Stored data
== == ==

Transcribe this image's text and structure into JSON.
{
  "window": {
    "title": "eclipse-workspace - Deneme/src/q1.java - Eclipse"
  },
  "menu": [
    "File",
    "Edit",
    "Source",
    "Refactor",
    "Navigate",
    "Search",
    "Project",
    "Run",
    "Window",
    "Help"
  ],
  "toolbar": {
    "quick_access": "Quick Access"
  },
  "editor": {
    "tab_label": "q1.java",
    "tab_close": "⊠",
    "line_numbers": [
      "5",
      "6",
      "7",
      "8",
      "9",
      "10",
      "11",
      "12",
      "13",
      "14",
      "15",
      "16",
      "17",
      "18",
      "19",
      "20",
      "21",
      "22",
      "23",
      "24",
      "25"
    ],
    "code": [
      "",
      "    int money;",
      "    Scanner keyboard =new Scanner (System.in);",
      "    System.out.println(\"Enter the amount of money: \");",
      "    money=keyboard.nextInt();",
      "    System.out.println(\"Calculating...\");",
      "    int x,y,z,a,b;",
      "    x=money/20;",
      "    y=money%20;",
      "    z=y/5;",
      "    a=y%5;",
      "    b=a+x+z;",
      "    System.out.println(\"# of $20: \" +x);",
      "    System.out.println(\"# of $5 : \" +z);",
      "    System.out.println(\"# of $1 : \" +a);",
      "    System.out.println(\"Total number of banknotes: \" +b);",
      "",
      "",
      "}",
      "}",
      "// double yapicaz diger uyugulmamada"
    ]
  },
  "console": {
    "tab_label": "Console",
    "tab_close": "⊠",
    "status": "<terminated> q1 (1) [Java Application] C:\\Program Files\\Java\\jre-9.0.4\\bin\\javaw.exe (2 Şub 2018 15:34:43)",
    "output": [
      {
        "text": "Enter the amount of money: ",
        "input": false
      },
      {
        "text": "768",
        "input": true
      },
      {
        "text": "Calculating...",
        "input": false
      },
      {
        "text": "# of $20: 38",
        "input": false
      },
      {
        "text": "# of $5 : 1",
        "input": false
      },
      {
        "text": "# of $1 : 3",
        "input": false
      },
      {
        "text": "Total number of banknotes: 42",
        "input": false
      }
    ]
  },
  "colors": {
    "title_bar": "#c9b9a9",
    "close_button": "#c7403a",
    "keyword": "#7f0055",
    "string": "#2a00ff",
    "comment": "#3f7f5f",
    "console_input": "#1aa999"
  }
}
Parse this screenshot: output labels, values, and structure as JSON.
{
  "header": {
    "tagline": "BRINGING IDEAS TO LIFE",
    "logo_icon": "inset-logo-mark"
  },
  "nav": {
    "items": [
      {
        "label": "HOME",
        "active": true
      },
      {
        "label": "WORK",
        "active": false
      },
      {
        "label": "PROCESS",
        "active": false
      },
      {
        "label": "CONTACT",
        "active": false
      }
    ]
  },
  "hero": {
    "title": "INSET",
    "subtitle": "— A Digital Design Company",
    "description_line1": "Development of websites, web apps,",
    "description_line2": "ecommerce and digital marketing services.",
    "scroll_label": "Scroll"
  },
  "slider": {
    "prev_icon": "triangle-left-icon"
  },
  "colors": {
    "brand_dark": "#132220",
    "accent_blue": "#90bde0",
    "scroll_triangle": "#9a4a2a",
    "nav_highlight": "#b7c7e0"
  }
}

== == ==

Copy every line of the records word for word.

Transcribe this image's text and structure into JSON.
{
  "window": {
    "title": "eclipse-workspace - Deneme/src/q1.java - Eclipse"
  },
  "menu": [
    "File",
    "Edit",
    "Source",
    "Refactor",
    "Navigate",
    "Search",
    "Project",
    "Run",
    "Window",
    "Help"
  ],
  "toolbar": {
    "quick_access": "Quick Access"
  },
  "editor": {
    "tab_label": "q1.java",
    "tab_close": "⊠",
    "line_numbers": [
      "5",
      "6",
      "7",
      "8",
      "9",
      "10",
      "11",
      "12",
      "13",
      "14",
      "15",
      "16",
      "17",
      "18",
      "19",
      "20",
      "21",
      "22",
      "23",
      "24",
      "25"
    ],
    "code": [
      "",
      "    int money;",
      "    Scanner keyboard =new Scanner (System.in);",
      "    System.out.println(\"Enter the amount of money: \");",
      "    money=keyboard.nextInt();",
      "    System.out.println(\"Calculating...\");",
      "    int x,y,z,a,b;",
      "    x=money/20;",
      "    y=money%20;",
      "    z=y/5;",
      "    a=y%5;",
      "    b=a+x+z;",
      "    System.out.println(\"# of $20: \" +x);",
      "    System.out.println(\"# of $5 : \" +z);",
      "    System.out.println(\"# of $1 : \" +a);",
      "    System.out.println(\"Total number of banknotes: \" +b);",
      "",
      "",
      "}",
      "}",
      "// double yapicaz diger uyugulmamada"
    ]
  },
  "console": {
    "tab_label": "Console",
    "tab_close": "⊠",
    "status": "<terminated> q1 (1) [Java Application] C:\\Program Files\\Java\\jre-9.0.4\\bin\\javaw.exe (2 Şub 2018 15:34:43)",
    "output": [
      {
        "text": "Enter the amount of money: ",
        "input": false
      },
      {
        "text": "768",
        "input": true
      },
      {
        "text": "Calculating...",
        "input": false
      },
      {
        "text": "# of $20: 38",
        "input": false
      },
      {
        "text": "# of $5 : 1",
        "input": false
      },
      {
        "text": "# of $1 : 3",
        "input": false
      },
      {
        "text": "Total number of banknotes: 42",
        "input": false
      }
    ]
  },
  "colors": {
    "title_bar": "#c9b9a9",
    "close_button": "#c7403a",
    "keyword": "#7f0055",
    "string": "#2a00ff",
    "comment": "#3f7f5f",
    "console_input": "#1aa999"
  }
}
Parse this screenshot: output labels, values, and structure as JSON.
{
  "header": {
    "tagline": "BRINGING IDEAS TO LIFE",
    "logo_icon": "inset-logo-mark"
  },
  "nav": {
    "items": [
      {
        "label": "HOME",
        "active": true
      },
      {
        "label": "WORK",
        "active": false
      },
      {
        "label": "PROCESS",
        "active": false
      },
      {
        "label": "CONTACT",
        "active": false
      }
    ]
  },
  "hero": {
    "title": "INSET",
    "subtitle": "— A Digital Design Company",
    "description_line1": "Development of websites, web apps,",
    "description_line2": "ecommerce and digital marketing services.",
    "scroll_label": "Scroll"
  },
  "slider": {
    "prev_icon": "triangle-left-icon"
  },
  "colors": {
    "brand_dark": "#132220",
    "accent_blue": "#90bde0",
    "scroll_triangle": "#9a4a2a",
    "nav_highlight": "#b7c7e0"
  }
}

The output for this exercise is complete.